Screenshot of Uffizi Gallery website with several sculptures available to view. The Uffizi Gallery's website allows users to view a variety of high-resolution Greek and Roman sculptures. (Photo: Uffizi Gallery)

The collaboration between the Uffizi Gallery and Indiana University began in 2016 when IU President Michael A. McRobbie and Uffizi Gallery director Eike Schmidt announced the digitization project.

An Indiana University press release detailed the project, which includes training IU art history and informatics students the ins and outs of capturing 3D data, digital modeling and interactive online publishing. Over the summer, IU’s team digitized 61 statues in the Uffizi and the Villa Corsini, the annex where the Uffizi stores works not on display.

A new version of the Uffizi’s website, was launched Tuesday, August 7 in a ceremony at the museum, with IU Vice President for Research Fred H. Cate and other faculty in attendance.

IU President Michael A. McRobbie has remained instrumental throughout the entire collaboration process with the Uffizi Gallery, stating, “The unveiling of this new website marks a first major milestone in a collaboration that will generate unparalleled opportunity for scholarly engagement with materials housed in one of the world's oldest and very finest galleries."

IU President McRobbie takes a close look at a sculpture of two wrestlers. IU President McRobbie looks at a sculpture in the Uffizi Gallery during a 2016 trip to Italy. (Photo: IU Global Gateway Network)

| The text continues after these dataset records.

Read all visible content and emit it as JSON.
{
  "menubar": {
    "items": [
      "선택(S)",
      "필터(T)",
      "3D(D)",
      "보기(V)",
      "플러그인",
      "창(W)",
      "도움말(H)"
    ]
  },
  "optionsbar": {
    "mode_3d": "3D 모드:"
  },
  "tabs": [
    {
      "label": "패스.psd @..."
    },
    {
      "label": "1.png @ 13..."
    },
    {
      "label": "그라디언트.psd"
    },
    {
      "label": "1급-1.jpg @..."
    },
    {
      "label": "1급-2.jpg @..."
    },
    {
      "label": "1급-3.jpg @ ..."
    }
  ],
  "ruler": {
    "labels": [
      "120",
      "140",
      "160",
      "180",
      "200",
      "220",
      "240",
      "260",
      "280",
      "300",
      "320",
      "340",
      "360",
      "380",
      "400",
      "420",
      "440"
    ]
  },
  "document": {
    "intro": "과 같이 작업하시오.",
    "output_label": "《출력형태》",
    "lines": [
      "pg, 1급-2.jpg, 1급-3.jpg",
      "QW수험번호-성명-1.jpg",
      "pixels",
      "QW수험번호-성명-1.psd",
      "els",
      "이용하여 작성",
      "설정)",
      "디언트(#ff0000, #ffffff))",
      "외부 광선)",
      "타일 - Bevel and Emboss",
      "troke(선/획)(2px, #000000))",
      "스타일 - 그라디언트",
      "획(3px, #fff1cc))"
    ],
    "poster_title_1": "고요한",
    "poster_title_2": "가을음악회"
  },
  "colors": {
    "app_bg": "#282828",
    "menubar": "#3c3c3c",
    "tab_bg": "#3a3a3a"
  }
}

Scans of over 300 pieces are now available to view over at the Uffizi Gallery’s website.

Featured photo courtesy of Indiana University.